*** RECORDS SHOWN ***

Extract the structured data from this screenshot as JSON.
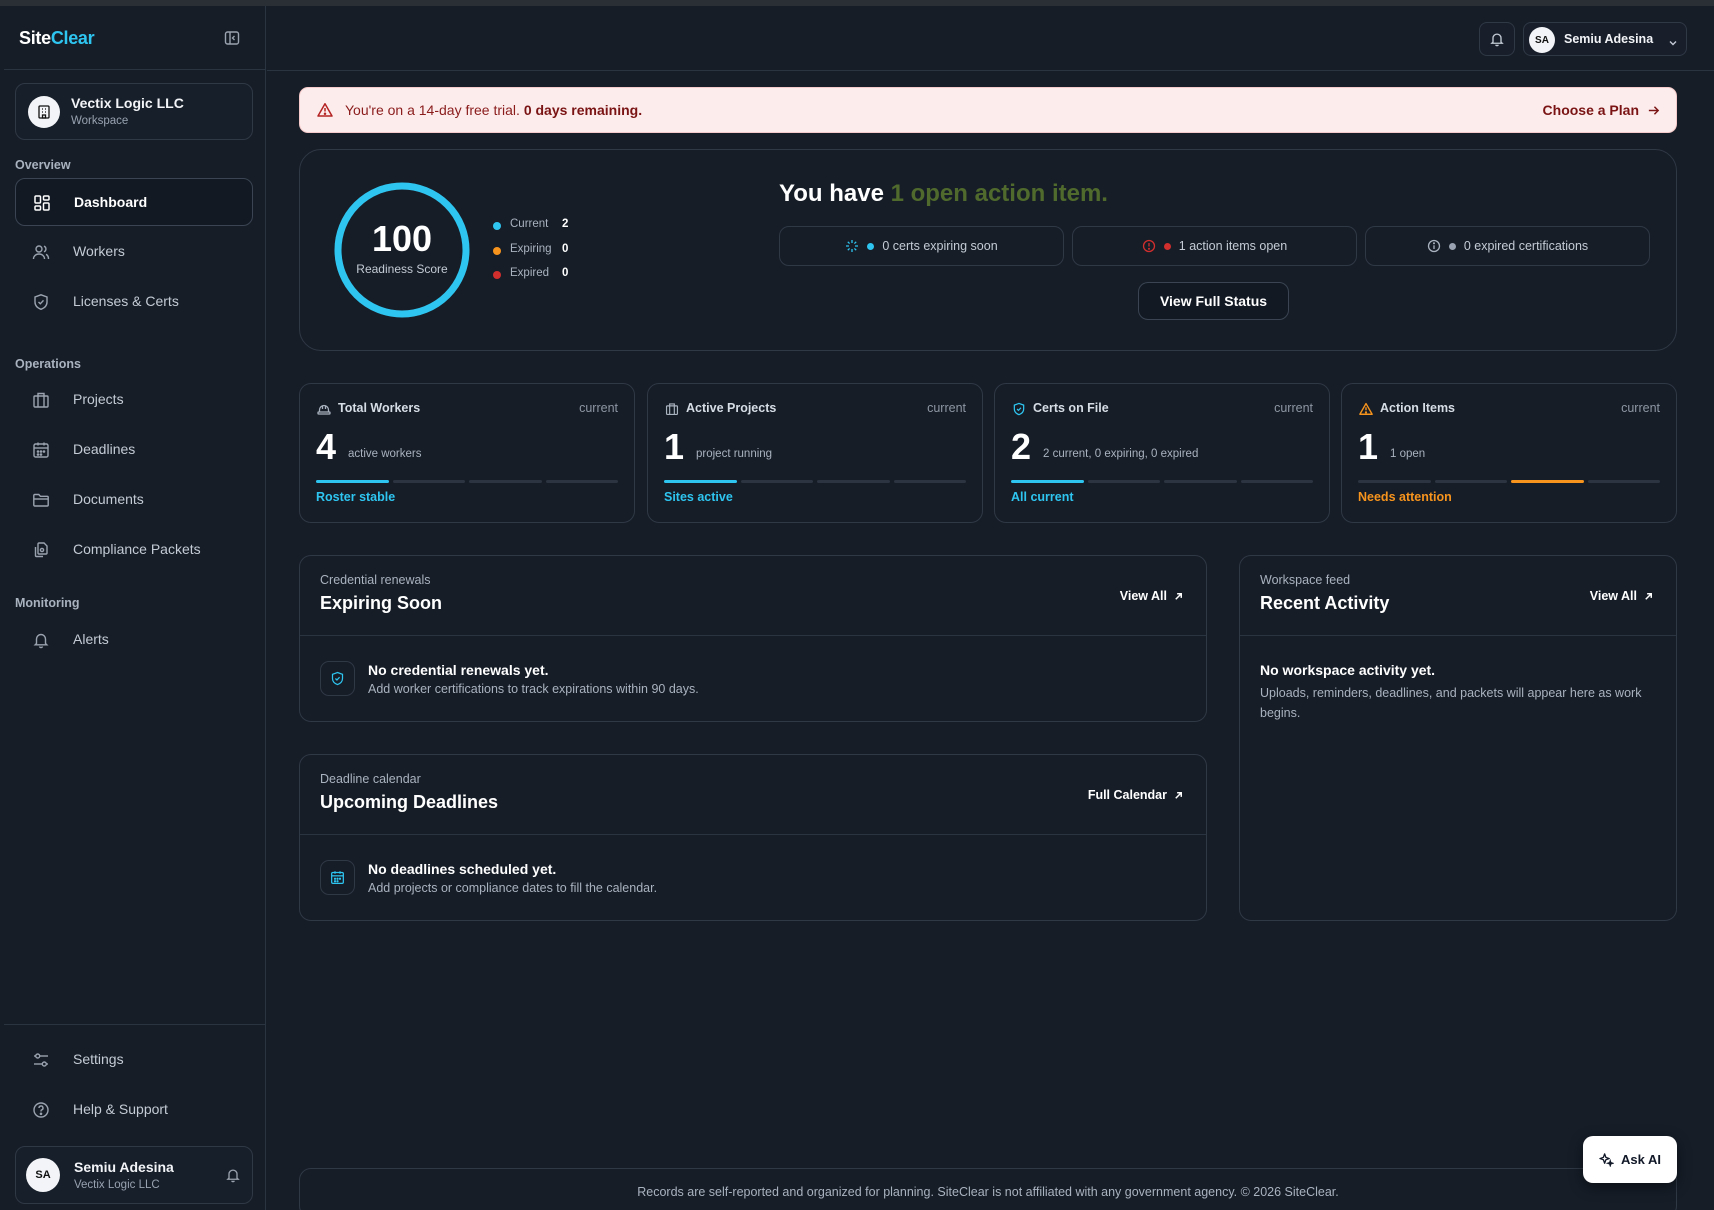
{
  "brand": {
    "part1": "Site",
    "part2": "Clear"
  },
  "workspace": {
    "name": "Vectix Logic LLC",
    "sub": "Workspace"
  },
  "nav": {
    "overview_label": "Overview",
    "operations_label": "Operations",
    "monitoring_label": "Monitoring",
    "items": [
      {
        "label": "Dashboard",
        "icon": "dashboard-icon",
        "active": true
      },
      {
        "label": "Workers",
        "icon": "users-icon"
      },
      {
        "label": "Licenses & Certs",
        "icon": "shield-icon"
      },
      {
        "label": "Projects",
        "icon": "building-icon"
      },
      {
        "label": "Deadlines",
        "icon": "calendar-icon"
      },
      {
        "label": "Documents",
        "icon": "folder-icon"
      },
      {
        "label": "Compliance Packets",
        "icon": "files-icon"
      },
      {
        "label": "Alerts",
        "icon": "bell-icon"
      }
    ],
    "settings_label": "Settings",
    "help_label": "Help & Support"
  },
  "user": {
    "initials": "SA",
    "name": "Semiu Adesina",
    "org": "Vectix Logic LLC"
  },
  "trial": {
    "message": "You're on a 14-day free trial.",
    "remaining": "0 days remaining.",
    "cta": "Choose a Plan"
  },
  "readiness": {
    "score": "100",
    "score_fraction": 1.0,
    "label": "Readiness Score",
    "legend": [
      {
        "label": "Current",
        "value": "2",
        "color": "#2ec5f0"
      },
      {
        "label": "Expiring",
        "value": "0",
        "color": "#f7941d"
      },
      {
        "label": "Expired",
        "value": "0",
        "color": "#d12e2e"
      }
    ],
    "headline_prefix": "You have",
    "headline_highlight": "1 open action item.",
    "pills": [
      {
        "text": "0 certs expiring soon",
        "icon": "sparkle-icon",
        "dot": "#2ec5f0"
      },
      {
        "text": "1 action items open",
        "icon": "alert-circle-icon",
        "dot": "#d12e2e"
      },
      {
        "text": "0 expired certifications",
        "icon": "info-circle-icon",
        "dot": "#98a2b0"
      }
    ],
    "view_status": "View Full Status"
  },
  "stats": [
    {
      "title": "Total Workers",
      "badge": "current",
      "value": "4",
      "desc": "active workers",
      "foot": "Roster stable",
      "foot_color": "#2ec5f0",
      "active_segment": 0,
      "seg_color": "#2ec5f0",
      "icon": "hardhat-icon"
    },
    {
      "title": "Active Projects",
      "badge": "current",
      "value": "1",
      "desc": "project running",
      "foot": "Sites active",
      "foot_color": "#2ec5f0",
      "active_segment": 0,
      "seg_color": "#2ec5f0",
      "icon": "building-icon"
    },
    {
      "title": "Certs on File",
      "badge": "current",
      "value": "2",
      "desc": "2 current, 0 expiring, 0 expired",
      "foot": "All current",
      "foot_color": "#2ec5f0",
      "active_segment": 0,
      "seg_color": "#2ec5f0",
      "icon": "shield-check-icon"
    },
    {
      "title": "Action Items",
      "badge": "current",
      "value": "1",
      "desc": "1 open",
      "foot": "Needs attention",
      "foot_color": "#f7941d",
      "active_segment": 2,
      "seg_color": "#f7941d",
      "icon": "warning-icon"
    }
  ],
  "expiring": {
    "kicker": "Credential renewals",
    "title": "Expiring Soon",
    "link": "View All",
    "empty_title": "No credential renewals yet.",
    "empty_desc": "Add worker certifications to track expirations within 90 days."
  },
  "deadlines": {
    "kicker": "Deadline calendar",
    "title": "Upcoming Deadlines",
    "link": "Full Calendar",
    "empty_title": "No deadlines scheduled yet.",
    "empty_desc": "Add projects or compliance dates to fill the calendar."
  },
  "activity": {
    "kicker": "Workspace feed",
    "title": "Recent Activity",
    "link": "View All",
    "empty_title": "No workspace activity yet.",
    "empty_desc": "Uploads, reminders, deadlines, and packets will appear here as work begins."
  },
  "footer": "Records are self-reported and organized for planning. SiteClear is not affiliated with any government agency. © 2026 SiteClear.",
  "ask_ai": "Ask AI"
}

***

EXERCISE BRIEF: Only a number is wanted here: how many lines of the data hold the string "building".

WORKED SOLUTION: 2